By Olivia Kingree
On October 26, the federal government released more than 2,800 files related to the assassination of President John F. Kennedy. A few thousand more remain confidential due to national security reasons, but President Trump urged intelligence agencies to release all files in order to silence conspiracy theories.
Trump said that he hopes the files will finally put to rest any doubts or theories surrounding the assassination. Since JFK’s death, conspiracy theories have surrounded the event, placing blame on groups ranging from the CIA to Russia, Cuba and the mafia.
President John F. Kennedy was assassinated on November 22, 1963, in Dallas, Texas, while riding in a motorcade with wife Jackie Kennedy and Texas Governor John Connally. Lee Harvey Oswald shot the president from inside the Texas School Book Depository. Oswald was later shot and killed by nightclub owner Jack Ruby before authorities were able to question him.
The President’s Commission on the Assassination of John F. Kennedy, or “The Warren Commission,” concluded that both Oswald and Ruby acted alone.
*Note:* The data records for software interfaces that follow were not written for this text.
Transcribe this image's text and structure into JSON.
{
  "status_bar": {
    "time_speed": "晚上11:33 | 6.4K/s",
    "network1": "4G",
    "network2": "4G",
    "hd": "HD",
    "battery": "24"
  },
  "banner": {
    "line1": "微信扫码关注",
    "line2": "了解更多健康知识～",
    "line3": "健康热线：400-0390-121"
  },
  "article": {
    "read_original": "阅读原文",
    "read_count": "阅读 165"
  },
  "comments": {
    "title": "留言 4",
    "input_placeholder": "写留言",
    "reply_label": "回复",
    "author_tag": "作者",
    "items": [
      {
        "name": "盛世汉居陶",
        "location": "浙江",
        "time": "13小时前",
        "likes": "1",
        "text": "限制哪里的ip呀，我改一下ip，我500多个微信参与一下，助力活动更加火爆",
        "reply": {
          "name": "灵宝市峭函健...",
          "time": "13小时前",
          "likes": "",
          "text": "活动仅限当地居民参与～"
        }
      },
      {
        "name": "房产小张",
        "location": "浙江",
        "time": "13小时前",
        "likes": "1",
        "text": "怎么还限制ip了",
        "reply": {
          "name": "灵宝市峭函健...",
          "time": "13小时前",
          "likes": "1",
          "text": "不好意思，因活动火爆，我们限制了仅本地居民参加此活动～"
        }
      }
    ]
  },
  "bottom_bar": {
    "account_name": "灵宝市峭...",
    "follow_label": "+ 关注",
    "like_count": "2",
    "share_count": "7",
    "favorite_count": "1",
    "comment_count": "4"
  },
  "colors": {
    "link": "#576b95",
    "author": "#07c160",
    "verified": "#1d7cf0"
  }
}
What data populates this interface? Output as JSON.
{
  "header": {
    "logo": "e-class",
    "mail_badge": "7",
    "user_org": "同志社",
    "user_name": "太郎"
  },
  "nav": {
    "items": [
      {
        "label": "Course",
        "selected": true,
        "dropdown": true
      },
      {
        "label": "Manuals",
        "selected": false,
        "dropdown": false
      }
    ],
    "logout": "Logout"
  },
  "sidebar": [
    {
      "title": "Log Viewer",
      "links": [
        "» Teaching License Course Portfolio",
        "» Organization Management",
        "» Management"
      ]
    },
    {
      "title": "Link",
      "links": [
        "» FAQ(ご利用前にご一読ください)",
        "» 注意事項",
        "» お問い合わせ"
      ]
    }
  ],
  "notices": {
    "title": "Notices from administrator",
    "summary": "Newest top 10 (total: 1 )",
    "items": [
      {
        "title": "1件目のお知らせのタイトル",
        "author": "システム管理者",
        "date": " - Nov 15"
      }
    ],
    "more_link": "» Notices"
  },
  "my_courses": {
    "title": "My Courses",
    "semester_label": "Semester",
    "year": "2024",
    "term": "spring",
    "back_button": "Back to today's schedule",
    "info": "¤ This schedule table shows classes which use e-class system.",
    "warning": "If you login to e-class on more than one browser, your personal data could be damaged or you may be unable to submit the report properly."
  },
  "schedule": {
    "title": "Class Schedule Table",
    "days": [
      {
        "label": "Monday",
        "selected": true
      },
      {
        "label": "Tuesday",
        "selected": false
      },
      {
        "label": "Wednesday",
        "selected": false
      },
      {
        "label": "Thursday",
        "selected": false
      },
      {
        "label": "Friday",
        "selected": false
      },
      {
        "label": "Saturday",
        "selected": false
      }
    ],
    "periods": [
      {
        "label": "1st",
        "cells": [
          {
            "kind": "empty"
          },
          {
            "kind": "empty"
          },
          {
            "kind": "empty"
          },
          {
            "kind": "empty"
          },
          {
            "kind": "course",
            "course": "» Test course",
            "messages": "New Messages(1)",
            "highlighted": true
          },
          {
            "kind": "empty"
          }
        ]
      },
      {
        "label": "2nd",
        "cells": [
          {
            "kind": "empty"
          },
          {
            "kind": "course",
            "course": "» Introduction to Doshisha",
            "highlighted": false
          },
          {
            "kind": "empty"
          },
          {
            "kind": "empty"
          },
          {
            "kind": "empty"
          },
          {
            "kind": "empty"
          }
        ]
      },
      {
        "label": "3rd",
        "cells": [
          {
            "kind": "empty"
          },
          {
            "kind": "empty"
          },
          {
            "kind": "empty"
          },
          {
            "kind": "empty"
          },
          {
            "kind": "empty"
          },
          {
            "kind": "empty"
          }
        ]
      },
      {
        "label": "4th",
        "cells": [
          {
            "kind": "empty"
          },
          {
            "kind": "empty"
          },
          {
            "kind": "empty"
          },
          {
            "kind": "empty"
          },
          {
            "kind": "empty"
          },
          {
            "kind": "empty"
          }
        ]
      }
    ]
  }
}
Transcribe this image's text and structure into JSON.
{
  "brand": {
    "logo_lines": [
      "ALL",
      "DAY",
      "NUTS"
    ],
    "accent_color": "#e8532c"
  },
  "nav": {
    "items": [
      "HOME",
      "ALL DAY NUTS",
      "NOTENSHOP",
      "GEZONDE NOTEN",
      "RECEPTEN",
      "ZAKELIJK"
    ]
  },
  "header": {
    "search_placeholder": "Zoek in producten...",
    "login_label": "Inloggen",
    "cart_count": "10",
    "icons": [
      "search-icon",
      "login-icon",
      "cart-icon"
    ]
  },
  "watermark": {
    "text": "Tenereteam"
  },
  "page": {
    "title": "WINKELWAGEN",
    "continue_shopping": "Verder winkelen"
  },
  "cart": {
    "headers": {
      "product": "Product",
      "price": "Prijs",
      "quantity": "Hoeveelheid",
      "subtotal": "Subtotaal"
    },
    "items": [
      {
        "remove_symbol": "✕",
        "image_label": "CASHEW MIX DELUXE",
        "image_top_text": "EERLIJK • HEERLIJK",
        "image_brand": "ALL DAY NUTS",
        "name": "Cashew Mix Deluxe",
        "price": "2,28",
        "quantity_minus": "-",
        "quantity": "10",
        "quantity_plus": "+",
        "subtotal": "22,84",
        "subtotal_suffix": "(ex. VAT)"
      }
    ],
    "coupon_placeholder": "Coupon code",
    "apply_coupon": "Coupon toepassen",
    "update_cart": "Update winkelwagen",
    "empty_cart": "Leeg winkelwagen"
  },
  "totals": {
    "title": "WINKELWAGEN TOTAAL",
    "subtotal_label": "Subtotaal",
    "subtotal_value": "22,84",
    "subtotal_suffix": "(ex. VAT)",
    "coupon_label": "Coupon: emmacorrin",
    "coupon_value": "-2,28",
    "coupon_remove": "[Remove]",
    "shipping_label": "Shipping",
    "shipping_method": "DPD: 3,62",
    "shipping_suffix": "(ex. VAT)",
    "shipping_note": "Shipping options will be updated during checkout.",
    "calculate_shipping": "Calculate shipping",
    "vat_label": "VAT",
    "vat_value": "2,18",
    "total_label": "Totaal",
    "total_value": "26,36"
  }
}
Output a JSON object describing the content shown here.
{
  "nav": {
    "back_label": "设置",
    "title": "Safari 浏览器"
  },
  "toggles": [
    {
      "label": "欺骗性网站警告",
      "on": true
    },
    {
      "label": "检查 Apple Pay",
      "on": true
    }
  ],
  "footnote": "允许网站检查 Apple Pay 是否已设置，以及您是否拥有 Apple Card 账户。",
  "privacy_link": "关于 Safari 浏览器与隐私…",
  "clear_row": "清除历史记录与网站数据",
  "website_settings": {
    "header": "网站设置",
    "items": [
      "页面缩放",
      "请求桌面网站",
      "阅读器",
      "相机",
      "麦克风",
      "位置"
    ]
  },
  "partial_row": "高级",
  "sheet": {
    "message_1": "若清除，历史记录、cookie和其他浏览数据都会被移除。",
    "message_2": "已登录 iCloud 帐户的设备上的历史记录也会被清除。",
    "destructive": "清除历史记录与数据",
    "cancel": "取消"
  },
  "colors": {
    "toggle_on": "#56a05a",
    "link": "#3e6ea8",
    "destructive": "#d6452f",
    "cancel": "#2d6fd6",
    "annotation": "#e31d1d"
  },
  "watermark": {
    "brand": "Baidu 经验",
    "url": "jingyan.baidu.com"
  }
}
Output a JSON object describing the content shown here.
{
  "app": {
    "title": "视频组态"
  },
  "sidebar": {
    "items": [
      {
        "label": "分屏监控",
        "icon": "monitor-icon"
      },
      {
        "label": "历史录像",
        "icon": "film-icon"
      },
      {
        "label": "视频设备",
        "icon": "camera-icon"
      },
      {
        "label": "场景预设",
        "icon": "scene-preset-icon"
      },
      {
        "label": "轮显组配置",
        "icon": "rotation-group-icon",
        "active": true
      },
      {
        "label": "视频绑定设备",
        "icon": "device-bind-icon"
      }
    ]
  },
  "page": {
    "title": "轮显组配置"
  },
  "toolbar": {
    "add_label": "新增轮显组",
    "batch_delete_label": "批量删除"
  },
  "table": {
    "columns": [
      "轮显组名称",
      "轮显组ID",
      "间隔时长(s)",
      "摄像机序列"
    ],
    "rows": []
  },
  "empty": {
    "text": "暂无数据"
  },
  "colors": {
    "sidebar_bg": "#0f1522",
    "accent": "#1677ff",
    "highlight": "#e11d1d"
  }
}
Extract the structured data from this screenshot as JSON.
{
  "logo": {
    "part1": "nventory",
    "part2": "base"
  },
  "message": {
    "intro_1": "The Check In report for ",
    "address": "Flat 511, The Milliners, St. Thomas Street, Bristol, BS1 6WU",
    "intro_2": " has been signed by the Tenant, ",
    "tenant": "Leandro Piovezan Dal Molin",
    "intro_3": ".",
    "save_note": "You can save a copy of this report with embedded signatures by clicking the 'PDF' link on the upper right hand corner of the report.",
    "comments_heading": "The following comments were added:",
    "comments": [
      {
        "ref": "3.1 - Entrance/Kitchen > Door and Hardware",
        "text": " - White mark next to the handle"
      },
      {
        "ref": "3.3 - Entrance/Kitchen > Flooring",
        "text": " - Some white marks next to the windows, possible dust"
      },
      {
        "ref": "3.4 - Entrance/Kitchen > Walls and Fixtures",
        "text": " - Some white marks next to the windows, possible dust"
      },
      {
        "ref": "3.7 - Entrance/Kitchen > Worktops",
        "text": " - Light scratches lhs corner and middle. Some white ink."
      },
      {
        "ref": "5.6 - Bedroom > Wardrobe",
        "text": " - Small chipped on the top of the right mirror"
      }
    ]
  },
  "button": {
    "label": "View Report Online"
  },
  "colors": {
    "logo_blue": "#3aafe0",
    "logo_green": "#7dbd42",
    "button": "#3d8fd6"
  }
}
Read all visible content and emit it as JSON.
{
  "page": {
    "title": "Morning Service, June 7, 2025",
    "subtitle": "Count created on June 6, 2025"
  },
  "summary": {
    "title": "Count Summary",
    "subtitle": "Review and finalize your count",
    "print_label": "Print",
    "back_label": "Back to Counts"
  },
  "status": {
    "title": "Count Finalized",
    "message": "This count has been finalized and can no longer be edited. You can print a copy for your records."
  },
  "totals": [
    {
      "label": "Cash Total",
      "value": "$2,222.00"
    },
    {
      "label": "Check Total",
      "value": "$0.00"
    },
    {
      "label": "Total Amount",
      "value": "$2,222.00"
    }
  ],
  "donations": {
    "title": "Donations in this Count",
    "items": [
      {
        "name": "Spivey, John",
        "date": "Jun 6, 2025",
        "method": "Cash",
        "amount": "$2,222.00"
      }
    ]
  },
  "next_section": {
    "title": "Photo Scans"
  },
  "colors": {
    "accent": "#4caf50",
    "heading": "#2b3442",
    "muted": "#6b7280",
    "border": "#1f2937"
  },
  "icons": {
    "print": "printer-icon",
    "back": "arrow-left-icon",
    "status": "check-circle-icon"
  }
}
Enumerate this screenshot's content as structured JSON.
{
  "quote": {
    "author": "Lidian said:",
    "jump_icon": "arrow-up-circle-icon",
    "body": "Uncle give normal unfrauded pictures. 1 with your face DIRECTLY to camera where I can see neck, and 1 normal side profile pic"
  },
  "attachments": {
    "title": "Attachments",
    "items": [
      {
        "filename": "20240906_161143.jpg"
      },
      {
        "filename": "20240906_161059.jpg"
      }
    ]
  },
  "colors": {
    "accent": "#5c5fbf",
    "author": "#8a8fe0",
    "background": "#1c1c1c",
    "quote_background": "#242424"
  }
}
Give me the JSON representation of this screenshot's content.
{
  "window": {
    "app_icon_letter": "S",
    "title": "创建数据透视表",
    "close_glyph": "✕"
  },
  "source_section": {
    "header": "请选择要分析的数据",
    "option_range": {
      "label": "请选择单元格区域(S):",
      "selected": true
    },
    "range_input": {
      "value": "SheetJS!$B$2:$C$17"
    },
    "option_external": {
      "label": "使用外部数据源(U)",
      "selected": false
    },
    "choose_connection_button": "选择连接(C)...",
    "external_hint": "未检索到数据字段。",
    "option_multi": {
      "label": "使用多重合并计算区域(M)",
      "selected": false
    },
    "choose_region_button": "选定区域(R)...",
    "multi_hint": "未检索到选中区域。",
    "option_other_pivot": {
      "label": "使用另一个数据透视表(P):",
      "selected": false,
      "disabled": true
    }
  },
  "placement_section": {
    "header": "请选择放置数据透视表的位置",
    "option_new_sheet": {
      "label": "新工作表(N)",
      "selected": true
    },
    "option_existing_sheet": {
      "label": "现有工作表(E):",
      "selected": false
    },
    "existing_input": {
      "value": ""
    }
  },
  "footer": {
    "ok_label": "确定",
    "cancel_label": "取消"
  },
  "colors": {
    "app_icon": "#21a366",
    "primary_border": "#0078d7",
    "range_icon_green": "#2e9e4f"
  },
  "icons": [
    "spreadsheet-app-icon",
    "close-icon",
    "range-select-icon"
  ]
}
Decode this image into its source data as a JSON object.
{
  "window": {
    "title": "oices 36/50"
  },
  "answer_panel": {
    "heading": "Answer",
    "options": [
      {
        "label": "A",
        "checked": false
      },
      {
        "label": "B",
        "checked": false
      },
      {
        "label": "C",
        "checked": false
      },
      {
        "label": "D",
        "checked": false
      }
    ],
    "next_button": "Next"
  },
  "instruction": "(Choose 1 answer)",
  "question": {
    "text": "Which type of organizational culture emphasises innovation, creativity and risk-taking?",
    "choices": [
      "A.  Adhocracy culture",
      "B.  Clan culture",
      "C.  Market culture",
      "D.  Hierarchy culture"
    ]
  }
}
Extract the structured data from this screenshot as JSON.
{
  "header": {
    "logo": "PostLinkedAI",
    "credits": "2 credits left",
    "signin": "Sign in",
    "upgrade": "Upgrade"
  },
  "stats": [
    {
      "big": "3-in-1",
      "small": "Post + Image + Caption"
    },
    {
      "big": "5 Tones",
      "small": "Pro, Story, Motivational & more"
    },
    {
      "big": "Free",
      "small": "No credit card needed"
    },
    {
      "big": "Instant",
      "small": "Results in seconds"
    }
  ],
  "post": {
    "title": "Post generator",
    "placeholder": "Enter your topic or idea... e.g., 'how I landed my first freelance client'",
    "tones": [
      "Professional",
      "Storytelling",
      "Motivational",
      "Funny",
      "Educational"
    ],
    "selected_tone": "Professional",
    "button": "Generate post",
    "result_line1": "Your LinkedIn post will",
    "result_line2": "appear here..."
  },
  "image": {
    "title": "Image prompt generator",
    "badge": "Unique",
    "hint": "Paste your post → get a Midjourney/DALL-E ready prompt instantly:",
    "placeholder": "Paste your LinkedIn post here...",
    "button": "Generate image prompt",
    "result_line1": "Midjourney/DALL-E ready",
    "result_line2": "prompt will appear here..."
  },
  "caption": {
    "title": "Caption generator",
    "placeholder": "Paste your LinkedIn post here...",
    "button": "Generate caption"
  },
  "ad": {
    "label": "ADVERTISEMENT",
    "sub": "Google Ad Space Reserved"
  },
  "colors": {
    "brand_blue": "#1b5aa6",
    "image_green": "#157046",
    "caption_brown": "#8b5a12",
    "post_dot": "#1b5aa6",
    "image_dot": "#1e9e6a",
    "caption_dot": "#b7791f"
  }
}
Most Americans, however, disagree.
“We [the U.S.] as a nation love conspiracy theories,” said Genevieve Windbiel (20’). In fact, conspiracy is one thing that most Americans agree on. According to NBC news, a majority of Americans believe that Lee Harvey Oswald did not act alone. Sixty-one percent of Trump voters and fifty-nine percent of Hillary Clinton supporters agreed, according to a 2017 poll by FiveThirtyEight.
There are plenty of books, fictional stories and documentaries made on the subject of Kennedy’s assassination. NBC news said that this doubt surrounding the “lone gunman” theory has become “as American as apple pie.”
Though the files do not necessarily prove any conspiracy, they do include information on CIA connection to the mafia, plans to assassinate Cuban President Fidel Castro and references to “sex parties” attended by then-senator JFK.
Another document dated November 24, 1963, said that a man called the FBI threatening to kill Oswald one day before he was murdered by Ruby.
The newly released files also revealed that a CIA operative had received information from a trusted informant that Adolf Hitler had not in fact committed suicide at the end of World War II, but instead escaped to Columbia, where he lived in a community of ex-Nazi officials. The CIA, however, called these rumors “fantastic” and have since found no evidence proving their validity.
President Trump voiced hope that the release would clear any suspicions, but others say they merely revived interest in conspiracy theories. PBS wrote that the release “does little to quell conspiracy theories” and that it “hasn’t settled the best-known, real-life whodunit in American history.”
In a poll of seven Drew students, five said that they believe Oswald worked with outside people, groups or countries to assassinate Kennedy, while the other two said that he worked alone. Genevieve Windbiel (20’) said that the lack of security and preparation surrounding Kennedy’s procession was “suspicious” and that it led her to cast doubt on the “lone gunman” theory. Windbiel referenced the fact that, though the FBI had Oswald under surveillance months before the assassination and knew that he worked at the Texas School Book Depository, they did not notify secret service members of the nearby threat.
It is unknown whether the remaining thousands of confidential files contain information that could change public opinion, but President Trump urged intelligence agencies to release them in order to put an end to the rumors and theories surrounding Kennedy’s assassination.